“Sea slugs” include both the by far most famous nudibranchs, and groups such as the Sacoglossa (sap-sucking slugs, more about these later in the calendar!) and Cephalaspidea (the bubble snails), amongst others. These latter ones often do have shells – but reduced ones, too small for the animals to completely retreat into, like this Haminoea:
Nudibranchs, however, are the “naked” snails: Their name “nudibranch” comes from the Latin nudus, naked, and the Greek βρανχια, brankhia, gills. They don’t have a shell, but this wasn’t always the case. In their early larval life stage, they actually have a shell, but when settling down and transforming from zooplankton into adults, they lose the shell. The loss of the shell in adults might be responsible for the amazing diversity we see in body forms present in sea slugs.
So, in this basic anatomy of sea slugs we will focus mostly on the body forms of nudibranchs, but all other sea slug orders are not far off from this anatomy, if you know the basics of nudibranchs, you can extrapolate to the other orders as well. So here we go!
Nudibranchs are roughly divided in two type of body forms; the dorid nudibranchs and the aeolid nudibranchs.
The dorid nudibranchs have a thick mantle that extends over their foot.

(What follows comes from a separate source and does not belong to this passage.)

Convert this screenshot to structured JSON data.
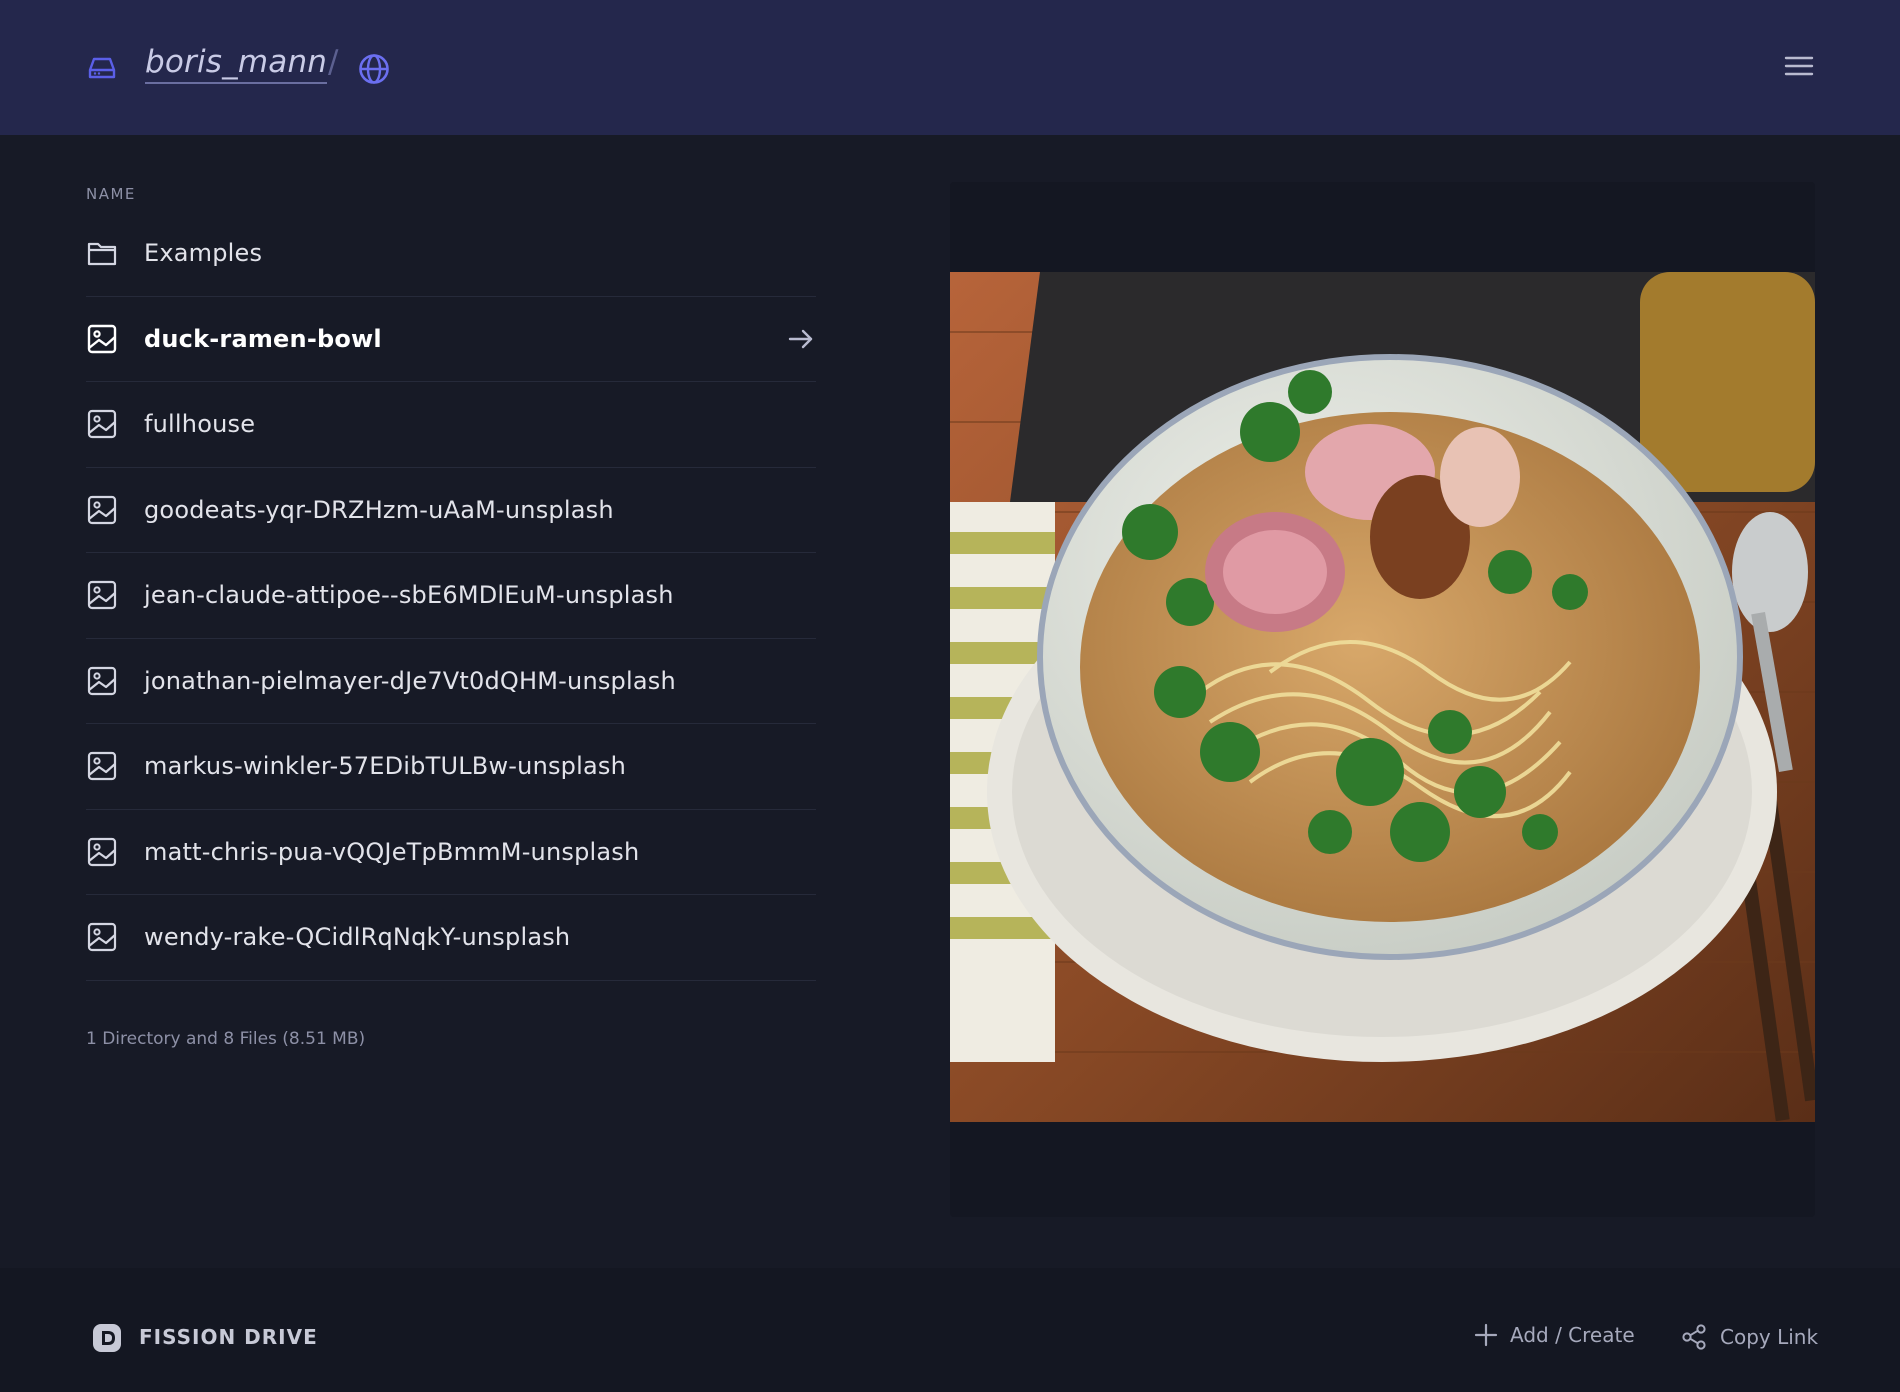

In some species the surface of the mantle is covered with tubercles than can vary in different sizes, numbers and shapes. This gives them often a rigid body that offers some protection. In most of the dorids it is the mantle that contains toxins to defend themselves, the toxins are extracted from their food sources.
Aeolid nudibranchs have mantles that are covered with finger-like extensions called cerata. The cerata are very special as they contain branches of the digestive tract, and in some species, this is also visible! The tips of the cerata contain special organs called the cnidosacs. Cnidosacs store stinging cells (called nematocysts). These are obtained from their food source which are often cnidarians like hydroids, sea-anemones and soft corals. The cnidosacs are activated when the nudibranchs feel threatened and the stinging cells will be discharged!
All sea slugs have rhinophores. On the head of all sea slugs you can find a pair of sensory tentacles called the rhinophores. They detect smell and taste and in most of the dorid nudibranchs the rhinophores can be retracted into a basal sheath. Sea slugs know all kind of shapes of rhinophores which are a very important tool for identification of the species.
Besides a pair of rhinophores many nudibranchs also have a pair of oral tentacles, one on each side of the mouth. They are most likely involved in identifying food by taste and touch.
Sea slugs also need to breathe oxygen. They do this via the surface of their entire bodies, but their main reparatory organ are their gills. Dorid nudibranchs have often a feather like structure encircling their anus on the back of their body (the branchial plume). Some dorid species can also retract their gills into a pocket. Within the aeolid nudibranchs the cerata act like gills by diffusing oxygen from the surrounding water. The cerata are sometimes branched in order to increase the surface area, also here, like the rhinophores, different species can have different forms of cerata.